The McCuneAlbright Syndrome

Franco, Jéferson Martins Pereira Lucena DDS; Rêgo, Roberto Dias DDS, MSc; Gomes, George Matos Ferreira DDS; Santos, Daniel Facó da Silveira DDS, MSc; Santos, Eliardo Silveira DDS, PhD

doi: 10.1097/SCS.0000000000005498
Clinical Study: PDF Only

Introduction: The McCune–Albright syndrome (MAS) is a complex congenital disorder caused by the embryonic post-zygotic somatic activating mutations in the GNAS1 gene. In such syndrome, phenotypes are heterogeneous and comprised polyostotic/monostotic fibrous dysplasia, café au lait macules, and hyperfunctioning endocrinopathies as the excess growth hormone. Likewise, acromegaly, as a manifestation of the endocrine hyperfunction, is unusual and affects about 20% of patients with MAS.

Case Presentation: This research study describes a case of a 31-year-old female subject presenting polyostotic fibrous dysplasia with severe facial involvement, along with acromegaly and the MAS. The case was satisfactorily managed by surgical re-alignment and presented no clinical signs of relapse in a 12-year follow-up period. Finally, a literature review was conducted to discuss the standard protocols and the controversies when treating such cases.

Conclusion: Patients with craniomaxillofacial fibrous dysplasia associated with acromegaly may present significant facial deformities that can be satisfactorily treated by cosmetic treatment, especially in patients with psychological problems and severe social acceptance.

Department of Oral and Maxillofacial Surgery, Hospital Geral de Fortaleza—HGF, University of Fortaleza, Fortaleza, CE, Brazil.

Address correspondence and reprint requests to Jéferson Martins Pereira Lucena Franco, DDS, Department of Oral and Maxillofacial Surgery, Hospital Geral de Fortaleza—HGF, Rua Paulo Morais, 321, Papicu, Fortaleza, Ceará, Zip Code: 60175-175, Brazil; E-mail:

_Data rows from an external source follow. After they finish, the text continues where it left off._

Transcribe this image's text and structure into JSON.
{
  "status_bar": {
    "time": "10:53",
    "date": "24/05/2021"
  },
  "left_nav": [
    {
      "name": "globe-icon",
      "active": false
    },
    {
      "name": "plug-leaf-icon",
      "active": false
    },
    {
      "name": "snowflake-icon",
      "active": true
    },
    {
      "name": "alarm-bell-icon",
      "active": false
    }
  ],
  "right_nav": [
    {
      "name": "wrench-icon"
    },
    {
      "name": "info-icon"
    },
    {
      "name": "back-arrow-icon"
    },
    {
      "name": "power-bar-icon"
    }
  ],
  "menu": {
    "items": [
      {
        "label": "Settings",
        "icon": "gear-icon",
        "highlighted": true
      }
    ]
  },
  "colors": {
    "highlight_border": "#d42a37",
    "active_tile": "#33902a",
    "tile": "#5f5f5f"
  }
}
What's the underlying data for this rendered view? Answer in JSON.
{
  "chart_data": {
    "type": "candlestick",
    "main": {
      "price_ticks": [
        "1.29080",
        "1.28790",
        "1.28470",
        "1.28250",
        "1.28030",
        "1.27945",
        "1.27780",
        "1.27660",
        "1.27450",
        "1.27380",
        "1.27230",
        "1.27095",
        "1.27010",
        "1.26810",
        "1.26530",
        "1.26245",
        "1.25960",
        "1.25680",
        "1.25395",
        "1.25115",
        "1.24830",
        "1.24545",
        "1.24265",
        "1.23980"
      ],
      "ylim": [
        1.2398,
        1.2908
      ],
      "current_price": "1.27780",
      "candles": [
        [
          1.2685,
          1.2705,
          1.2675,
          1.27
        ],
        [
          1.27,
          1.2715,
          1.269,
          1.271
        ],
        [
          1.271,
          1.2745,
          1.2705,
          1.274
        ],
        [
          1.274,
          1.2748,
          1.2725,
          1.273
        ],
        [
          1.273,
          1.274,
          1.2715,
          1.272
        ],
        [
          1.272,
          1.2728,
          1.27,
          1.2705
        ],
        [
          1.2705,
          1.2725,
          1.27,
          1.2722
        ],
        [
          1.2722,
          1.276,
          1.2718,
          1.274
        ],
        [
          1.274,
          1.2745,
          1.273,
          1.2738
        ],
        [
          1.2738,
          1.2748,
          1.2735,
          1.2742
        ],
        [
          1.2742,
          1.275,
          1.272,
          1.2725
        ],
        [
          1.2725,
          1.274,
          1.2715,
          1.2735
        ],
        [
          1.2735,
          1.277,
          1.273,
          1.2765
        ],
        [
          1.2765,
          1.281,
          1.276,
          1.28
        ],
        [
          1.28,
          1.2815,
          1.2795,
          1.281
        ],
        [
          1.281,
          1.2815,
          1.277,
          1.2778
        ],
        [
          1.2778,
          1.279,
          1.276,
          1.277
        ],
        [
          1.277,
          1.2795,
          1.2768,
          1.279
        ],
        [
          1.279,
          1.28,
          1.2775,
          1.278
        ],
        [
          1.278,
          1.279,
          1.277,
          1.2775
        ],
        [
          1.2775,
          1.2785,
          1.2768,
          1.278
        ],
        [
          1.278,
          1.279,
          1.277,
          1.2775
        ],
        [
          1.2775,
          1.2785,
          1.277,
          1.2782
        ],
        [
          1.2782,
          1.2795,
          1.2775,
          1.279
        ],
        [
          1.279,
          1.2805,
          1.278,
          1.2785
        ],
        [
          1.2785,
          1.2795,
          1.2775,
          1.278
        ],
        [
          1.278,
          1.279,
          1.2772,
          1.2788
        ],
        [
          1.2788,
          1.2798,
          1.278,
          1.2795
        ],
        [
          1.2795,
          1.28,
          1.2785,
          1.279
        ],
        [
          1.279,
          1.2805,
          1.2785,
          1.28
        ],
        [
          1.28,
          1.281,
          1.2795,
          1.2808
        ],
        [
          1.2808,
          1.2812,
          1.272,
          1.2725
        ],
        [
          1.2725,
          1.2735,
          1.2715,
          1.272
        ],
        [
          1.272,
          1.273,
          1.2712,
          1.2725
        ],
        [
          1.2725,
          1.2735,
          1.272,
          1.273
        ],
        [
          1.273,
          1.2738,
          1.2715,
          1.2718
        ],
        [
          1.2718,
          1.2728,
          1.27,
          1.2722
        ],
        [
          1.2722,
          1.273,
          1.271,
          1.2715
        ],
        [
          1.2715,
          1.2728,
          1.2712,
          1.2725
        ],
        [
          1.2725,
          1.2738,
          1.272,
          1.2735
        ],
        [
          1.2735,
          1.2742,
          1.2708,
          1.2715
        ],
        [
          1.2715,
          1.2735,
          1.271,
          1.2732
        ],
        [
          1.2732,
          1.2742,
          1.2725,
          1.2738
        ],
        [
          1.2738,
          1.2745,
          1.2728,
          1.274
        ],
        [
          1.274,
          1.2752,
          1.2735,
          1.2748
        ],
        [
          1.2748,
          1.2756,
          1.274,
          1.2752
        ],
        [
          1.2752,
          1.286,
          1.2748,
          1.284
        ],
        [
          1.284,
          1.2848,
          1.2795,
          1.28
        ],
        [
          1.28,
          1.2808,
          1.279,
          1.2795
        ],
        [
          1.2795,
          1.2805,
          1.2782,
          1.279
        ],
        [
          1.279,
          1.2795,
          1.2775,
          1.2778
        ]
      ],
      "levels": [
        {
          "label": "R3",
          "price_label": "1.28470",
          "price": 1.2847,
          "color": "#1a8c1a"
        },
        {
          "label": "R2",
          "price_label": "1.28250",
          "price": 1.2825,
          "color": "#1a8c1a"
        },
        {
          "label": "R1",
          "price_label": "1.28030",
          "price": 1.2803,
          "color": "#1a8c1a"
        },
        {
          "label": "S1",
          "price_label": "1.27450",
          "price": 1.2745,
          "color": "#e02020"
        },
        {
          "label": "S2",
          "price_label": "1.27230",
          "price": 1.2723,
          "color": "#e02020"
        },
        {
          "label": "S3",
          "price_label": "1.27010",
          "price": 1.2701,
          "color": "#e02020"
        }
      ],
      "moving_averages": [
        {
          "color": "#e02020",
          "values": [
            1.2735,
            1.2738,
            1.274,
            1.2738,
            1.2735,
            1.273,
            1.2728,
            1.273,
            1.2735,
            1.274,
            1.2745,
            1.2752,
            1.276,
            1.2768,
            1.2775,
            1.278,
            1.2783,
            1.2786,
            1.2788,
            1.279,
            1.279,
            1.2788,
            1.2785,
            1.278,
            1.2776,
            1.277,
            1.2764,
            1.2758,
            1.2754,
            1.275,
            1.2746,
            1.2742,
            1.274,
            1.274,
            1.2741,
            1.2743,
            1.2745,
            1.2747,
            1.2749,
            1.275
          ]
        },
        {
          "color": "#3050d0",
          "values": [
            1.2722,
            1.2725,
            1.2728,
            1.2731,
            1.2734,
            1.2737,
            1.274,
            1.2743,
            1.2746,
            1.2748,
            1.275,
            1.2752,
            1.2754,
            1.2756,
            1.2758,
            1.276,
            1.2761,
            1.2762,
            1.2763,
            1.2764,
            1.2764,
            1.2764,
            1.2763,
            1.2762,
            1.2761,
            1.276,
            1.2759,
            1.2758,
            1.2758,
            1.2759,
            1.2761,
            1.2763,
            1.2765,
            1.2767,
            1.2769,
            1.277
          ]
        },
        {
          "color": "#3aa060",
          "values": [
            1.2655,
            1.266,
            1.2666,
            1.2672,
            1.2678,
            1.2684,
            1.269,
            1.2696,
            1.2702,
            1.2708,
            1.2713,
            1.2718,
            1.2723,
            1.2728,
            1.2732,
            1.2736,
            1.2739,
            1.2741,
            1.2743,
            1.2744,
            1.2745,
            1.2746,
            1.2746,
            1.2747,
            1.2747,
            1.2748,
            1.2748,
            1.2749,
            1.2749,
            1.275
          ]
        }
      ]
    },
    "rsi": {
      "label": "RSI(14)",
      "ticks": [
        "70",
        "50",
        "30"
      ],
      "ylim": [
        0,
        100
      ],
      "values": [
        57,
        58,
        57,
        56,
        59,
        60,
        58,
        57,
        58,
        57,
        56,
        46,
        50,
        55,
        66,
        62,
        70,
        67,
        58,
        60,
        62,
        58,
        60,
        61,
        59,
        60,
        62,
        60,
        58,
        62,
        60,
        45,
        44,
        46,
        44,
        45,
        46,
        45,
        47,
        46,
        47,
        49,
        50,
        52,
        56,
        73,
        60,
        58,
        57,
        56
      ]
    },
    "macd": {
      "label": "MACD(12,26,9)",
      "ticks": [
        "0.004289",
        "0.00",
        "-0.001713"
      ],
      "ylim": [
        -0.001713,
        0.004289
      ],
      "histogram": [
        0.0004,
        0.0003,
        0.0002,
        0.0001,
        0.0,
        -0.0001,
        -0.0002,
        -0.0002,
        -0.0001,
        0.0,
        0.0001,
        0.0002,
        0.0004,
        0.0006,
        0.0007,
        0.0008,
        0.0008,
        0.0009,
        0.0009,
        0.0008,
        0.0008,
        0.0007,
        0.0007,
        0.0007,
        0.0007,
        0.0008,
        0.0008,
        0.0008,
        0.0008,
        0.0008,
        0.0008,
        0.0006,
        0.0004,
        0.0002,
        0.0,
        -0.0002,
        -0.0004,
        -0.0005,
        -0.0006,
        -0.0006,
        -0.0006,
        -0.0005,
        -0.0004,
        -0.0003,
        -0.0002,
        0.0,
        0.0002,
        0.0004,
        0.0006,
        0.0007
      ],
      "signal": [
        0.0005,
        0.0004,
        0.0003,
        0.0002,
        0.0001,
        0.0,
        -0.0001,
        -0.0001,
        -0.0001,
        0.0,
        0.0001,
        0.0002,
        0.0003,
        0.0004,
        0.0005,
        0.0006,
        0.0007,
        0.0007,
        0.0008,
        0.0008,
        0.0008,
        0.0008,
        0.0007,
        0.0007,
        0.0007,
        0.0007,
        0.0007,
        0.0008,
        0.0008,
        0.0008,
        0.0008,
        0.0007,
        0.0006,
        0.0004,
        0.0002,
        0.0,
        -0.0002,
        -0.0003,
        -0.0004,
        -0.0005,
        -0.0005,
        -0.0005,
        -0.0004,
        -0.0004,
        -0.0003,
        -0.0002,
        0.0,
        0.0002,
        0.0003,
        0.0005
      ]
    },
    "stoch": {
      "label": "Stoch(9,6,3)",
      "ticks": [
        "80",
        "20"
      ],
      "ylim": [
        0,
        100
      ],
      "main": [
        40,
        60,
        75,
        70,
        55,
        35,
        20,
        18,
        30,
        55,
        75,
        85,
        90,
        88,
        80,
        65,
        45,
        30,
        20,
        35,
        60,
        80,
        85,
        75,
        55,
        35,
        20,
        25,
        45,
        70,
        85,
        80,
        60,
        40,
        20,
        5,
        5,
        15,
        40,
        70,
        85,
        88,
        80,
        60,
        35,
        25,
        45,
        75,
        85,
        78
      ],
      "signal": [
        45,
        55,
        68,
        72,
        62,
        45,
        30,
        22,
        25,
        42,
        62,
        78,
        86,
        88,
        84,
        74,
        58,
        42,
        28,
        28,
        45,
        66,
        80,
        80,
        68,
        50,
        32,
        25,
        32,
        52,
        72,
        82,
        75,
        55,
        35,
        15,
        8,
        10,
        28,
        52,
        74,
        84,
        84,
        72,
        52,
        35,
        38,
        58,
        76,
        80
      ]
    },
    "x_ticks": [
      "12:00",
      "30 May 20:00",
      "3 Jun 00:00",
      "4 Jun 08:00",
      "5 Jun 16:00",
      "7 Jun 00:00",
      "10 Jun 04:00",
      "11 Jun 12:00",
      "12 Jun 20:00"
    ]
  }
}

Received 26 June, 2018

Accepted 21 February, 2019

The authors state that they have no conflict of interest.

© 2019 by Mutaz B. Habal, MD.